= ASSIGNMENT =
Copy whichever lines of the data hold the word "text".

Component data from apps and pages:
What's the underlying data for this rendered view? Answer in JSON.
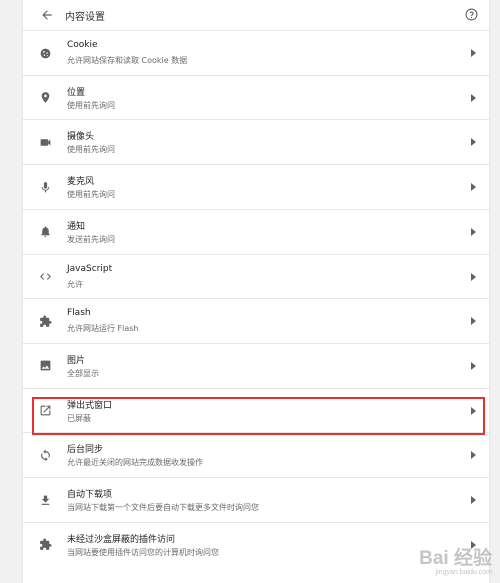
{
  "header": {
    "title": "内容设置"
  },
  "rows": [
    {
      "label": "Cookie",
      "sub": "允许网站保存和读取 Cookie 数据",
      "icon": "cookie-icon"
    },
    {
      "label": "位置",
      "sub": "使用前先询问",
      "icon": "location-icon"
    },
    {
      "label": "摄像头",
      "sub": "使用前先询问",
      "icon": "camera-icon"
    },
    {
      "label": "麦克风",
      "sub": "使用前先询问",
      "icon": "microphone-icon"
    },
    {
      "label": "通知",
      "sub": "发送前先询问",
      "icon": "bell-icon"
    },
    {
      "label": "JavaScript",
      "sub": "允许",
      "icon": "code-icon"
    },
    {
      "label": "Flash",
      "sub": "允许网站运行 Flash",
      "icon": "puzzle-icon"
    },
    {
      "label": "图片",
      "sub": "全部显示",
      "icon": "image-icon"
    },
    {
      "label": "弹出式窗口",
      "sub": "已屏蔽",
      "icon": "open-in-new-icon"
    },
    {
      "label": "后台同步",
      "sub": "允许最近关闭的网站完成数据收发操作",
      "icon": "sync-icon"
    },
    {
      "label": "自动下载项",
      "sub": "当网站下载第一个文件后要自动下载更多文件时询问您",
      "icon": "download-icon"
    },
    {
      "label": "未经过沙盒屏蔽的插件访问",
      "sub": "当网站要使用插件访问您的计算机时询问您",
      "icon": "puzzle-icon"
    }
  ],
  "watermark": {
    "main": "Bai 经验",
    "sub": "jingyan.baidu.com"
  },
  "colors": {
    "highlight": "#e5322d",
    "icon": "#5f6368"
  }
}
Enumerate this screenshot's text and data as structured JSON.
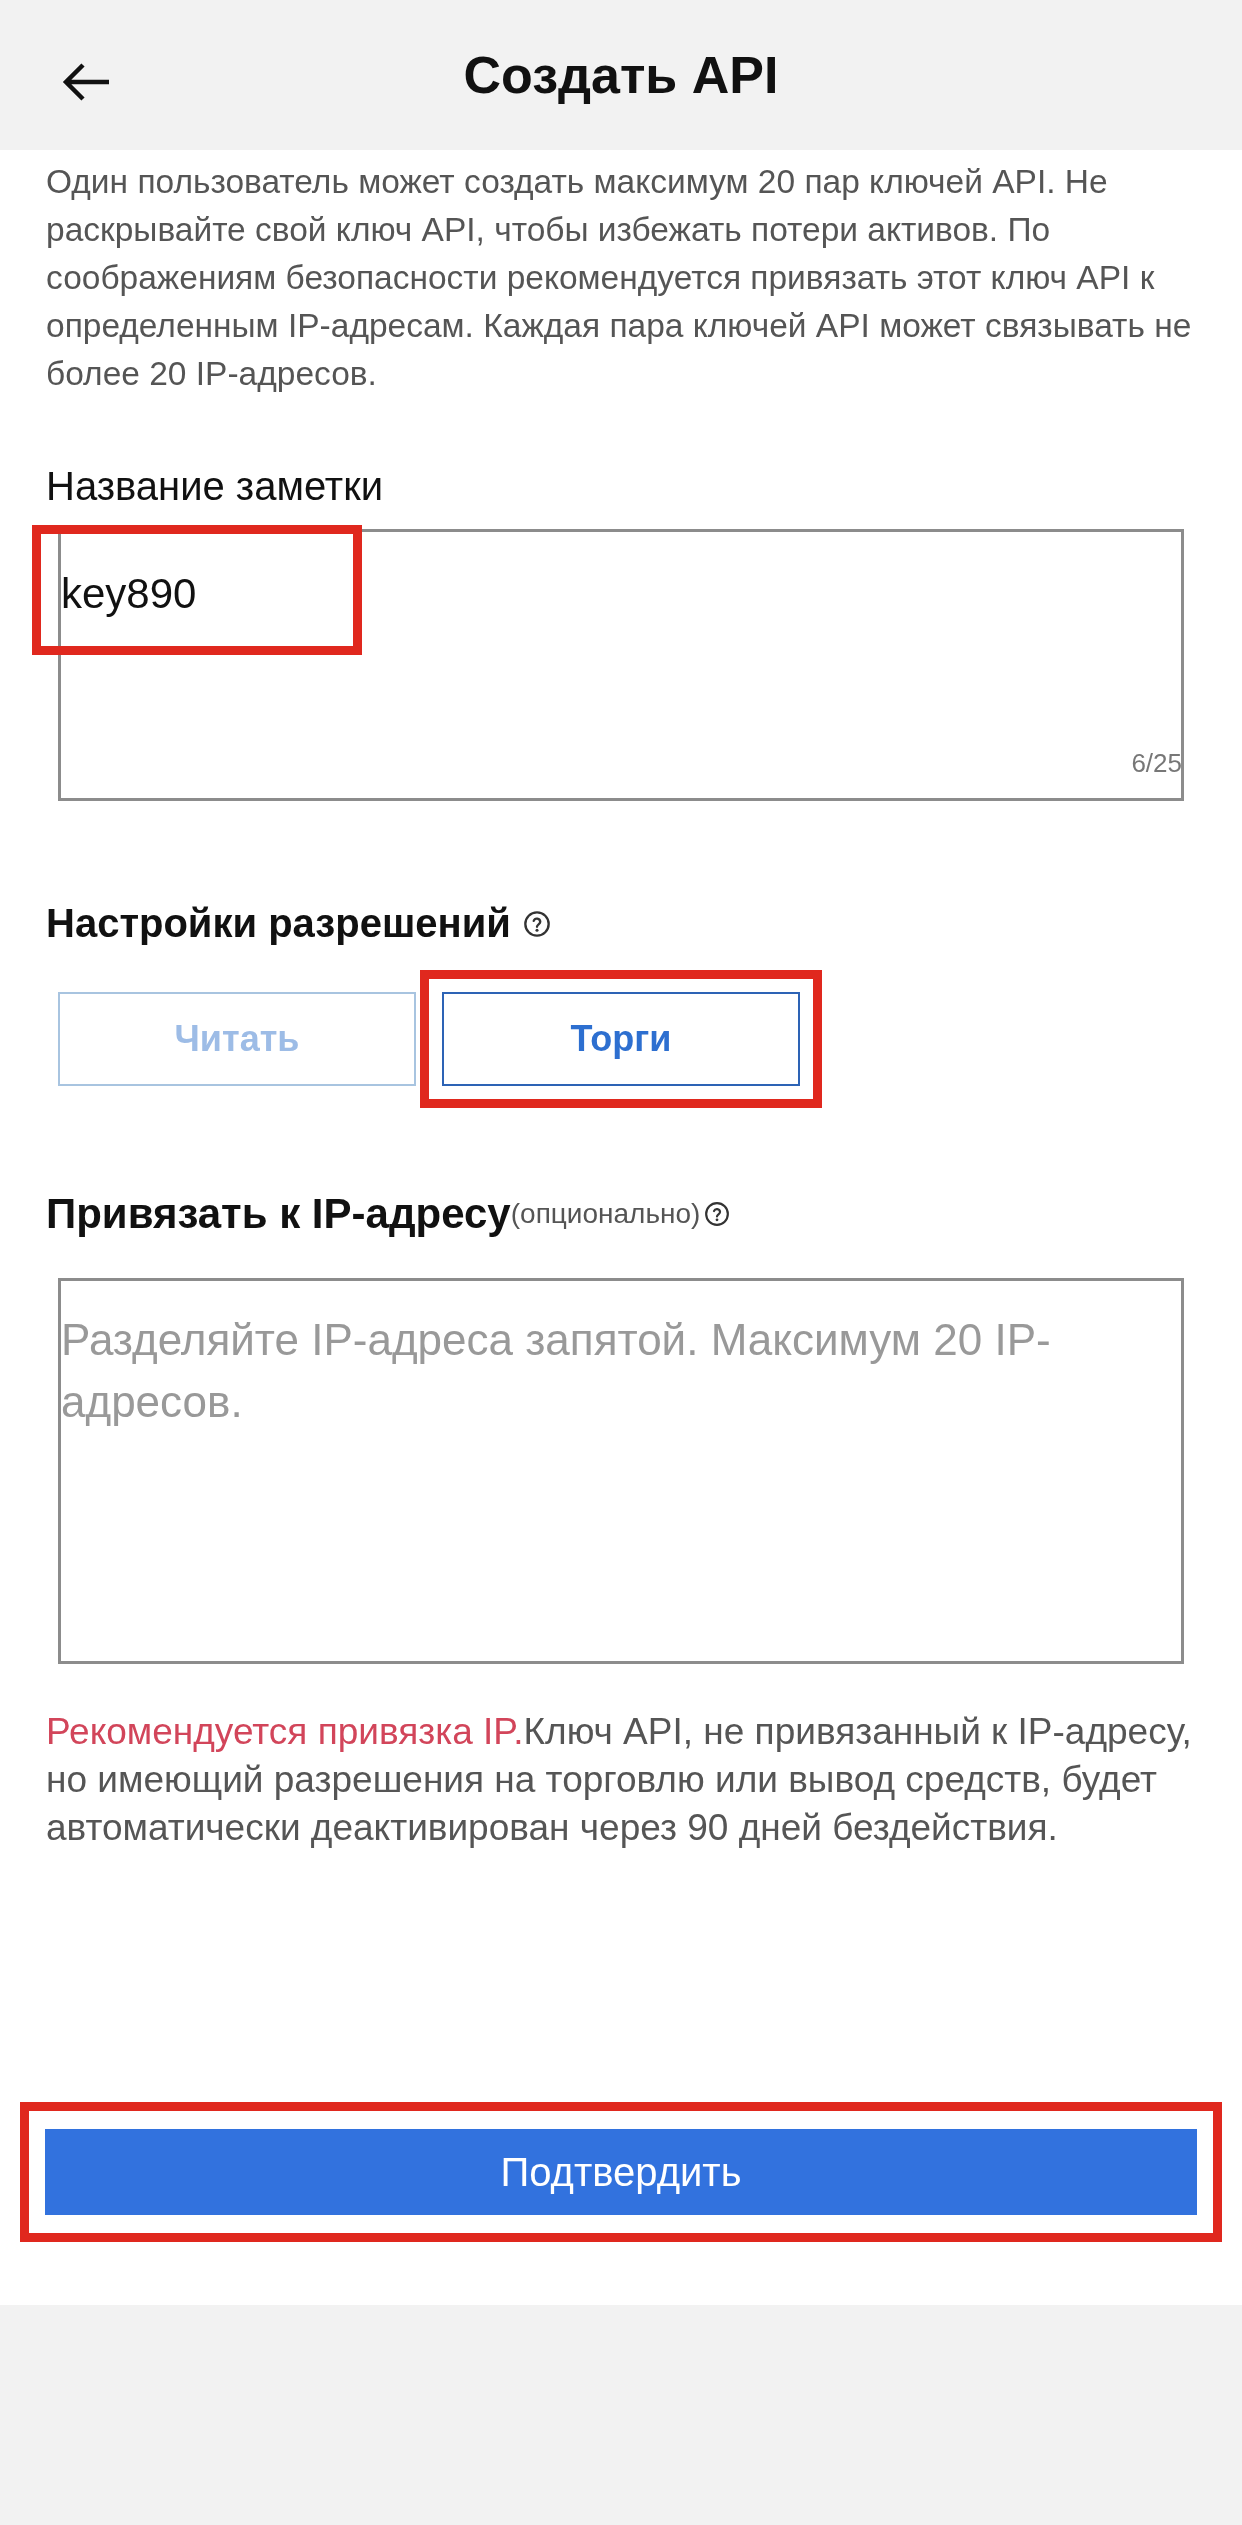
{
  "header": {
    "title": "Создать API"
  },
  "intro": "Один пользователь может создать максимум 20 пар ключей API. Не раскрывайте свой ключ API, чтобы избежать потери активов. По соображениям безопасности рекомендуется привязать этот ключ API к определенным IP-адресам. Каждая пара ключей API может связывать не более 20 IP-адресов.",
  "note": {
    "label": "Название заметки",
    "value": "key890",
    "counter": "6/25",
    "highlighted": true
  },
  "permissions": {
    "label": "Настройки разрешений",
    "options": [
      {
        "label": "Читать",
        "selected": false,
        "highlighted": false
      },
      {
        "label": "Торги",
        "selected": true,
        "highlighted": true
      }
    ]
  },
  "ip": {
    "label": "Привязать к IP-адресу",
    "hint": "(опционально)",
    "placeholder": "Разделяйте IP-адреса запятой. Максимум 20 IP-адресов."
  },
  "warning": {
    "highlight": "Рекомендуется привязка IP.",
    "text": "Ключ API, не привязанный к IP-адресу, но имеющий разрешения на торговлю или вывод средств, будет автоматически деактивирован через 90 дней бездействия."
  },
  "confirm_button": {
    "label": "Подтвердить",
    "highlighted": true
  }
}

= RESULT OF THE TASK =
Enumerate this screenshot's text and data as structured JSON.
    "text": "Ключ API, не привязанный к IP-адресу, но имеющий разрешения на торговлю или вывод средств, будет автоматически деактивирован через 90 дней бездействия."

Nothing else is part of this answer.